Report: HP Kicking Tires On VMware's Cloud Foundry PaaS
HP's use of Cloud Foundry, which VMware unveiled in April and is itself still in beta, could help spur adoption of the platform, several of the virtualization kingpin's channel partners told CRN.
"This adds a lot of credibility to Cloud Foundry," said Steve Kaplan, vice president of data center virtualization practices at INX, a Dallas, Texas-based VAR that was acquired by Presidio Network Solutions earlier this month.
Mike Strohl, president of Entisys, a Concord, Calif.-based solution provider, expects Cloud Foundry to be a key pillar of the company's cloud strategy for the next several years.
"We've been getting a lot of questions from customers about [Cloud Foundry], and we're talking about it internally, too," said Strohl. "There are a lot of cloud customers that have VMware in their enterprises, and it's a natural progression for them to extend into the cloud using this type of solution."
HP couldn't be reached for comment on its involvement with Cloud Foundry. Needless to say, VMware is pretty happy about having a $126 billion company kicking the tires on the platform.
"VMware is excited to see HP embrace Cloud Foundry as the open PaaS of the cloud and we look forward to working with HP and the rest of the Cloud Foundry ecosystem to continue to grow and improve the project," Jerry Chen, vice president of cloud and application services at VMware, said in an e-mail.

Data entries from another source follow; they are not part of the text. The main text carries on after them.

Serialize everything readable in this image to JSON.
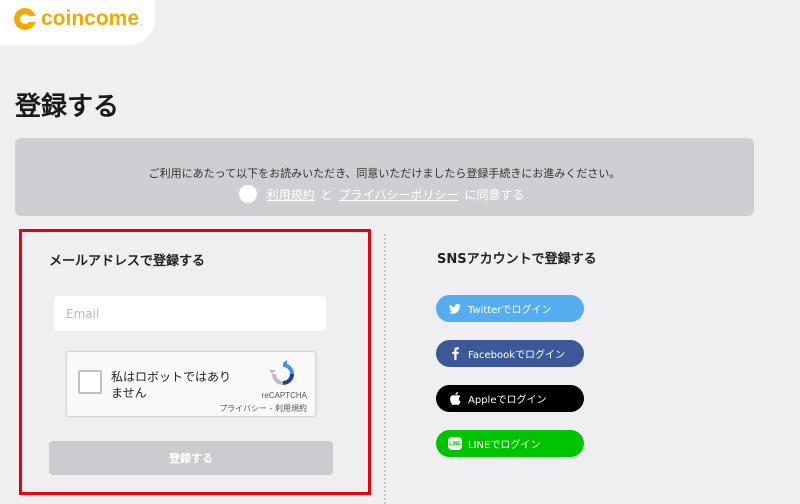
{
  "header": {
    "logo_text": "coincome",
    "logo_suffix": "."
  },
  "page": {
    "title": "登録する"
  },
  "consent": {
    "message": "ご利用にあたって以下をお読みいただき、同意いただけましたら登録手続きにお進みください。",
    "terms_link": "利用規約",
    "and": "と",
    "privacy_link": "プライバシーポリシー",
    "agree_suffix": "に同意する"
  },
  "email_section": {
    "title": "メールアドレスで登録する",
    "email_placeholder": "Email",
    "recaptcha": {
      "label": "私はロボットではありません",
      "brand": "reCAPTCHA",
      "links": "プライバシー - 利用規約"
    },
    "submit_label": "登録する"
  },
  "sns_section": {
    "title": "SNSアカウントで登録する",
    "buttons": [
      {
        "label": "Twitterでログイン",
        "icon": "twitter-icon",
        "color": "#55acee"
      },
      {
        "label": "Facebookでログイン",
        "icon": "facebook-icon",
        "color": "#3b5998"
      },
      {
        "label": "Appleでログイン",
        "icon": "apple-icon",
        "color": "#000000"
      },
      {
        "label": "LINEでログイン",
        "icon": "line-icon",
        "color": "#00c300",
        "badge": "LINE"
      }
    ]
  },
  "colors": {
    "brand": "#f5a800",
    "highlight_border": "#e60012",
    "background": "#efeff1"
  }
}
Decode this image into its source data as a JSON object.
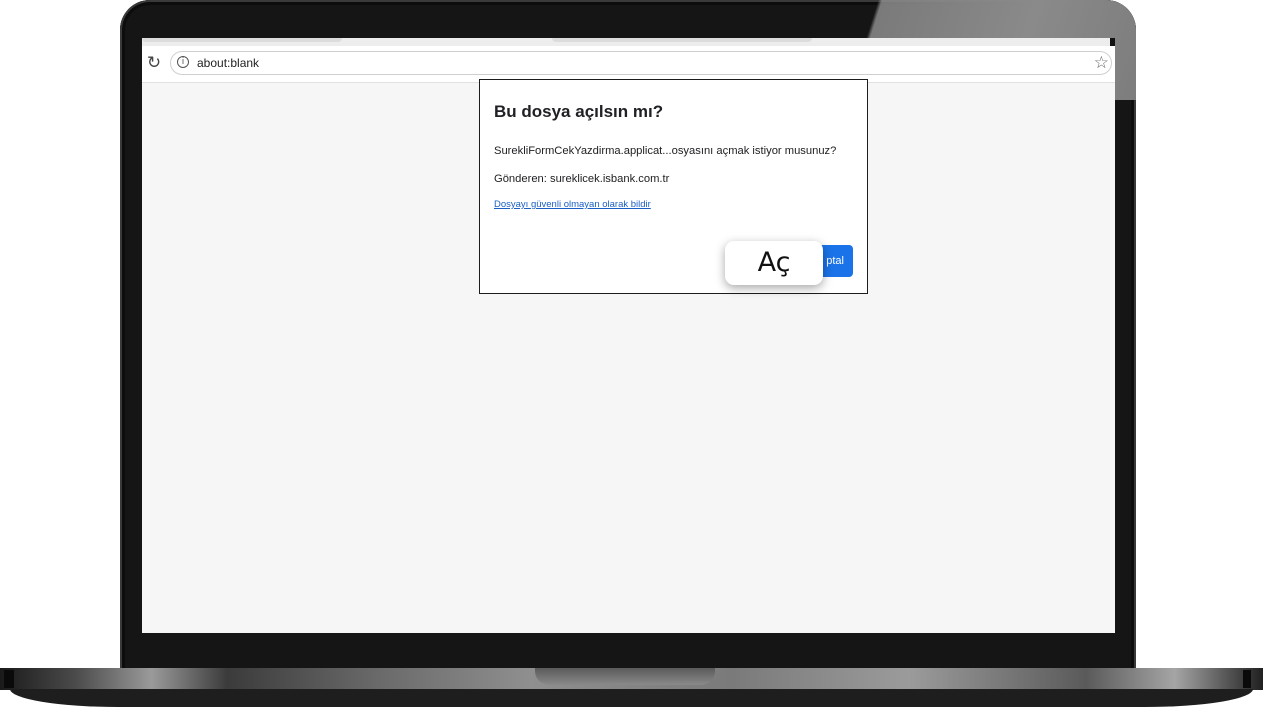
{
  "browser": {
    "address_bar": {
      "url": "about:blank"
    },
    "icons": {
      "reload": "reload-icon",
      "info": "info-icon",
      "bookmark": "star-icon"
    }
  },
  "dialog": {
    "title": "Bu dosya açılsın mı?",
    "message": "SurekliFormCekYazdirma.applicat...osyasını açmak istiyor musunuz?",
    "sender": "Gönderen: sureklicek.isbank.com.tr",
    "report_link": "Dosyayı güvenli olmayan olarak bildir",
    "cancel_label": "ptal",
    "open_label": "Aç"
  },
  "colors": {
    "primary_button": "#1a73e8",
    "link": "#1a5fc4",
    "page_background": "#f6f6f6"
  }
}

Cloud Foundry is a significant product for VMware because it gives developers a way to rewrite apps in Java so that they'll run well on private clouds. It also supports emerging development frameworks and languages, including Ruby, Node.js and Spring, the last of which VMware picked up in its August 2009 acquisition of SpringSource.
Cloud Foundry was also built with help from Mark Lucovsky, technical director at VMware, and Derek Collison, chief architect of VMware's Cloud Services division, both of whom VMware recruited from Google.
HP was one of Microsoft's first partners for the Windows Azure Appliance, which was hailed at its July 2010 unveiling as an offering that combines the security and control advantages of private clouds with the scalability benefits of the public cloud. This was part of HP and Microsoft's plan, unveiled in January 2010, to jointly invest $250 million in cloud computing over a three year period.
Brad Maltz, CTO at ICI, a Marlborough, Mass.-based solution provider, sees HP's usage of Cloud Foundry as a sign that it's not planning to follow a single vendor approach. He believes this could help HP garner the attention of VMware Cloud Foundry developers.
"For any major cloud provider to be truly successful, they will need to adopt standards that are open source and widely utilized," Maltz said.
The idea behind Cloud Foundry is let developers build applications in a new way, VMware CTO Steve Herrod said in September. "There's a renaissance in terms of how you build apps that's going on right now. You need a framework for different sorts of front end and back end developers," Herrod said at the time.